“A sign!” I sang out loud in a melodic mix of relief and excitement. I wasn’t really, truly lost. Every now and then I could see the tree-cleared ski run on the mountain next to me. I could hear a river. I had drawn a mental map and I was still kind of moving in, what I thought, was the right direction. I could always back-track too. Still, I felt so elated I hugged the wooden post. Thinking you’re on the right track is a whole different experience than knowing you’re on the right track.
Thirty minutes earlier I was standing at 2215m. I had run up to Roc de la Calme, the highest peak of the Font Romeu ski resort that I could run to. I lingered at the top, feeling quite proud my three week injury-induced run hiatus was officially over. I marinated in the view but as I turned to run home, I was faced with a fork in the trail. Right, back down the way I came. Or left… Left, I figured, I would go down and around, joining back half way back where I had come from. “Hmmm….decisions, decisions.” My feet turned left and the rest of my body followed while my brain was still making a list of pros and cons.
Down a black-diamond run I staggered, stepping sideways to handle the gradient, dipping in and out of the single track on the side of the main ski run. I started to question my decision. I glanced back up where I had just come from, knowing I would practically have to crawl up the slope if I changed my mind. I looked out at the magnificent mountain panorama inviting me to continue and recommitted.

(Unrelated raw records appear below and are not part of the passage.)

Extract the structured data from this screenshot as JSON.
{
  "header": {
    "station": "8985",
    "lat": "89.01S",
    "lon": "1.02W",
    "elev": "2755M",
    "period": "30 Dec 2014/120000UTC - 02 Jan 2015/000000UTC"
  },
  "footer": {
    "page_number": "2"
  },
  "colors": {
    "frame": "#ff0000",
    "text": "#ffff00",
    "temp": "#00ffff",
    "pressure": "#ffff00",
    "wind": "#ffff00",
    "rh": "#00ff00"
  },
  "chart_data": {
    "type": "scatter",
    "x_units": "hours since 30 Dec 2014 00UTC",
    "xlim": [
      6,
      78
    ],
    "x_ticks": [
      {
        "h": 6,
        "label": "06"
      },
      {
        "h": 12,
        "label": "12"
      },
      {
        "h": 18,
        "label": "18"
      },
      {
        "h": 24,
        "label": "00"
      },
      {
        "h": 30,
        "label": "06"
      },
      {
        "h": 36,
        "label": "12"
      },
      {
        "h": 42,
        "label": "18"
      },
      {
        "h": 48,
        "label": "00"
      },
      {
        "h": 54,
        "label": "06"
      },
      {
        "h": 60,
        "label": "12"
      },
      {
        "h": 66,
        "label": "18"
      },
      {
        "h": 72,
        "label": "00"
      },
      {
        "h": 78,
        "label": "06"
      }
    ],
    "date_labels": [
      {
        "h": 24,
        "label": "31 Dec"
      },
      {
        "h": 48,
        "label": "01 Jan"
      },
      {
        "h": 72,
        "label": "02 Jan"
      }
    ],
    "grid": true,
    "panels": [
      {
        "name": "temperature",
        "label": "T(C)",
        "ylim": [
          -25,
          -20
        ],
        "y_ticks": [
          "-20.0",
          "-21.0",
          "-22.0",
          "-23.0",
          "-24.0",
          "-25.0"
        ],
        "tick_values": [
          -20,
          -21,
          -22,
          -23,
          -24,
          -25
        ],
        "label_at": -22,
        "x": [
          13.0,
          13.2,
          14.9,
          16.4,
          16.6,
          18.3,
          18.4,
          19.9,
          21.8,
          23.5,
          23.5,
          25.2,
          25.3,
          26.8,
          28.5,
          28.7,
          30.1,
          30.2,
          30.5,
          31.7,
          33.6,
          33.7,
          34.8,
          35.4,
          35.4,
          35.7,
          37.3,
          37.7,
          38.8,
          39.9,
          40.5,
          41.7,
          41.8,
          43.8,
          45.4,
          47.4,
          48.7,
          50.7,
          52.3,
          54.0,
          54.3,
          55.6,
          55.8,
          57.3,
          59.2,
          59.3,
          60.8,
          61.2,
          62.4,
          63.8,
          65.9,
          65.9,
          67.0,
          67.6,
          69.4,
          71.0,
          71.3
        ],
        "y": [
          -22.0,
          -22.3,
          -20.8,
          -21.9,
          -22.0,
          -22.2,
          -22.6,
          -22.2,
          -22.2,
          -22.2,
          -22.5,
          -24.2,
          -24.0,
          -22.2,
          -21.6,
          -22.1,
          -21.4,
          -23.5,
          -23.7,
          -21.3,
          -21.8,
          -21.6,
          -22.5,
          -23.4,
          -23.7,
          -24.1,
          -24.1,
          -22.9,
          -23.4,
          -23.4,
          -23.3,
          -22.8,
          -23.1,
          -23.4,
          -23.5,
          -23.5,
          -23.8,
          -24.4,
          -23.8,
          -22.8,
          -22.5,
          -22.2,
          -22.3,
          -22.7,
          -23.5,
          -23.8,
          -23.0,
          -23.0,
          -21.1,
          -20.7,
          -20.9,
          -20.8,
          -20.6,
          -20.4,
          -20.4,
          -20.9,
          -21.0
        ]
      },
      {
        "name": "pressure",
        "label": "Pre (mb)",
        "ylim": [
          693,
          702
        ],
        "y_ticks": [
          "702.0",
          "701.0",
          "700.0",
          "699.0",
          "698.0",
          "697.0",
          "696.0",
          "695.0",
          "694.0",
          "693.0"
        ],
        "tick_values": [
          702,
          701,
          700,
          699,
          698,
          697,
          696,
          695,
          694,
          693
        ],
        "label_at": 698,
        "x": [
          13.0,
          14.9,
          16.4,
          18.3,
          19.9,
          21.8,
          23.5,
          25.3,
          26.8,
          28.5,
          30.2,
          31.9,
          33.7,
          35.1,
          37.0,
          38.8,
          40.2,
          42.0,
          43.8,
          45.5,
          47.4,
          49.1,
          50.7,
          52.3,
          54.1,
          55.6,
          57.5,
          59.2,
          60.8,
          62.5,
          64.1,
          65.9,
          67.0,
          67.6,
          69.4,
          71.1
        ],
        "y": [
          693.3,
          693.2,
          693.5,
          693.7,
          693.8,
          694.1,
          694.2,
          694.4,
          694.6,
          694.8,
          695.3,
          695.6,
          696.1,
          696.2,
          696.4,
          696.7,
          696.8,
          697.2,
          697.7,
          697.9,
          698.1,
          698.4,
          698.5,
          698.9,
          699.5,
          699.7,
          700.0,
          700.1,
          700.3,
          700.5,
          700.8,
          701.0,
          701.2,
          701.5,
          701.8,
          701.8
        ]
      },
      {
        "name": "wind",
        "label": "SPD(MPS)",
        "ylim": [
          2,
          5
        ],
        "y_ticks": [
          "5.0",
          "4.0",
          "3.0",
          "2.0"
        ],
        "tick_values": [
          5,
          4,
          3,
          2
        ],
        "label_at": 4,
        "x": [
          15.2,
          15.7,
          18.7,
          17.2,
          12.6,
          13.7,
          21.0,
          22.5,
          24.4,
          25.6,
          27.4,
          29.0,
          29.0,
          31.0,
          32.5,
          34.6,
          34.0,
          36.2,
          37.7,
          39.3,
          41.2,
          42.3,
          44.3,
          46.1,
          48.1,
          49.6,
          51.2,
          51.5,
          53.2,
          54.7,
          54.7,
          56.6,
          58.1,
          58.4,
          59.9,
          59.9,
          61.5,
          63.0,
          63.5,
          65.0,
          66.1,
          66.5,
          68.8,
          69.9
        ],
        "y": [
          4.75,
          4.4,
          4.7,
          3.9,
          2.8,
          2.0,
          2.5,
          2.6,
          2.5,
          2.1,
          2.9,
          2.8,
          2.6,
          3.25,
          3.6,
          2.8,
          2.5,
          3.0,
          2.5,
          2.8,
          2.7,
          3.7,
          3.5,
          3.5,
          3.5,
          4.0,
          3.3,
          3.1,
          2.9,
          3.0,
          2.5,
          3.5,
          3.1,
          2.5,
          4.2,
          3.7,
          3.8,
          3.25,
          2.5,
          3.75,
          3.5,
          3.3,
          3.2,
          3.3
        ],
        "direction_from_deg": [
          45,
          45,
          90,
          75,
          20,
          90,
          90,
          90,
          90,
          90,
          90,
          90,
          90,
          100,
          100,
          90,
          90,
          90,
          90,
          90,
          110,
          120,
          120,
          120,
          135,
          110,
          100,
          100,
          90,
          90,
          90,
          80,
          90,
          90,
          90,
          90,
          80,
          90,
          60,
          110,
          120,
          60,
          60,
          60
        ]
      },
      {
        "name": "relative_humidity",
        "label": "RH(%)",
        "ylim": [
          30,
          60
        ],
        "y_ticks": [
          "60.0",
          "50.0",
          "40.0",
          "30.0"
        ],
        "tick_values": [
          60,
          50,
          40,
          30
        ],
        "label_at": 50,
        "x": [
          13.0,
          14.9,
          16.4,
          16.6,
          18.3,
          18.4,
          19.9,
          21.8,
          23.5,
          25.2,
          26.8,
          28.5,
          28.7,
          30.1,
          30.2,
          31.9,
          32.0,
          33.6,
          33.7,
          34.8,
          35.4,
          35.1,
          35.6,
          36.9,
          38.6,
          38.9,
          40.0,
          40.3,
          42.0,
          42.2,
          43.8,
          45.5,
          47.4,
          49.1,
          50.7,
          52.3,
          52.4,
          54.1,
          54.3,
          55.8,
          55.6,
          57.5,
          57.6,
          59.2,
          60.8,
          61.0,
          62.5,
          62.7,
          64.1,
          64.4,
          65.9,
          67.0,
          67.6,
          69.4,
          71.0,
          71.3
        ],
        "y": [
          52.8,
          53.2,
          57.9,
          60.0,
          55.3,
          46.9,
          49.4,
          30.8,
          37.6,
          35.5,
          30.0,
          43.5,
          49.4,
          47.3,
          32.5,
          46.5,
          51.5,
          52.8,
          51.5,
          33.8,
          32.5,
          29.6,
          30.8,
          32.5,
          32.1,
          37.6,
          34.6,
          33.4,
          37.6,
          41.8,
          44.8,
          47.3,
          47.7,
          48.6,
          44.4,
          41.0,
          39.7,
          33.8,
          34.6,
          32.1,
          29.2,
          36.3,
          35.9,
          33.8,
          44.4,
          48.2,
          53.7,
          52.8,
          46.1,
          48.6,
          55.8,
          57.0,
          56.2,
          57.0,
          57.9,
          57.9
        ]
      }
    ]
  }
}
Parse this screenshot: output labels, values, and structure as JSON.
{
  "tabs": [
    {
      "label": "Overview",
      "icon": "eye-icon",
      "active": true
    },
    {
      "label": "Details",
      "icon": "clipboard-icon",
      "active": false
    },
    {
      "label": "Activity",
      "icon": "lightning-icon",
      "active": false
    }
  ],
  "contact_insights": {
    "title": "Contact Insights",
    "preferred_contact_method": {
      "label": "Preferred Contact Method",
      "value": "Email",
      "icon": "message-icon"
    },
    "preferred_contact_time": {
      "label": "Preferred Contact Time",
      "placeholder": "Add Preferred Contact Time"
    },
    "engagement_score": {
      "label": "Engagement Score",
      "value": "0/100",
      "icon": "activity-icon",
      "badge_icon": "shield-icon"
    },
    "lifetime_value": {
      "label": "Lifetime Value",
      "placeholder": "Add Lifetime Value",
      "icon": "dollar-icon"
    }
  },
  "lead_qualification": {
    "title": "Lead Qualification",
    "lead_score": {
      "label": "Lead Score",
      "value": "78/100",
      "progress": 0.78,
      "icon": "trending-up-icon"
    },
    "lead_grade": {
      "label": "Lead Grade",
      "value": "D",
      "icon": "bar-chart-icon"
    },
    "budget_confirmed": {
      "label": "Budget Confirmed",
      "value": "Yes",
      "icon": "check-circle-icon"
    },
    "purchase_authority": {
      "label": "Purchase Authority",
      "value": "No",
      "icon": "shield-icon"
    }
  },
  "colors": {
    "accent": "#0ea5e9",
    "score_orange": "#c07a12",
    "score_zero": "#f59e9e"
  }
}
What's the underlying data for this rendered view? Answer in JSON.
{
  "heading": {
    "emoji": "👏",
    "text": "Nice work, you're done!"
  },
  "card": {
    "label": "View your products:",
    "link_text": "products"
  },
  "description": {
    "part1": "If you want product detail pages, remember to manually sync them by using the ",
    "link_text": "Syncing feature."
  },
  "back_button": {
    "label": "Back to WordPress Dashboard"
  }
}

Eventually I slid (literally) on to a dirt road that brought me to a marshy grass path. After I gingerly Mission-Impossibled through an electric cattle fence, there, seemingly out of no where was a lake.
I ran along the shore, jumping puddles here and there where the lake had spilled over, until the trail split. Left I went again, compelled by curiosity to feel the temperature of the water. It was surprisingly warm.
I continued to follow the narrow trail next to the lake. The trail was technical with rocky downhills, long sections of slippery tree roots, and the occasional scamper up rocks to dodge a flooded section. Eventually, I reached the top of the lake and, standing on a mad-made wooden bridge over an escaping stream, found myself eye level with the lake. From there, there was only one path so I followed it.
“Why does this keep going left? And down?” I worried. My mental GPS was repeatedly telling me I needed to go right. It was also starting to suggest I “make a u-turn at the next legal opportunity”. I stopped, needing a moment to figure out whether I should keep trekking down the 13% eroded rocky path or back track. I tilted my neck up the hill to look at what I would have to climb. I looked down at the technical path ahead. I looked at my cell phone, no service. I reached in my pocket for my emergency gel and down I went.
My easy 60 minute run had come and gone. This was an adventure trail run now. The hour had come and gone. Given the state of the path I was on now, the trail had come and gone too. I pushed on, no longer looking at the scenery but looking for a sign, a landmark, anything.
Ten (but what seemed like 30 minutes) later, I rounded a corner and squinted. It was either the sign-iest looking tree in the world or a sign. I got closer and it was a sign! I was so happy I sang out loud, figuring no one was around for miles. I hugged the post. I didn’t know the exact places the sign pointed to but they pointed to somewhere and that’s where I was going.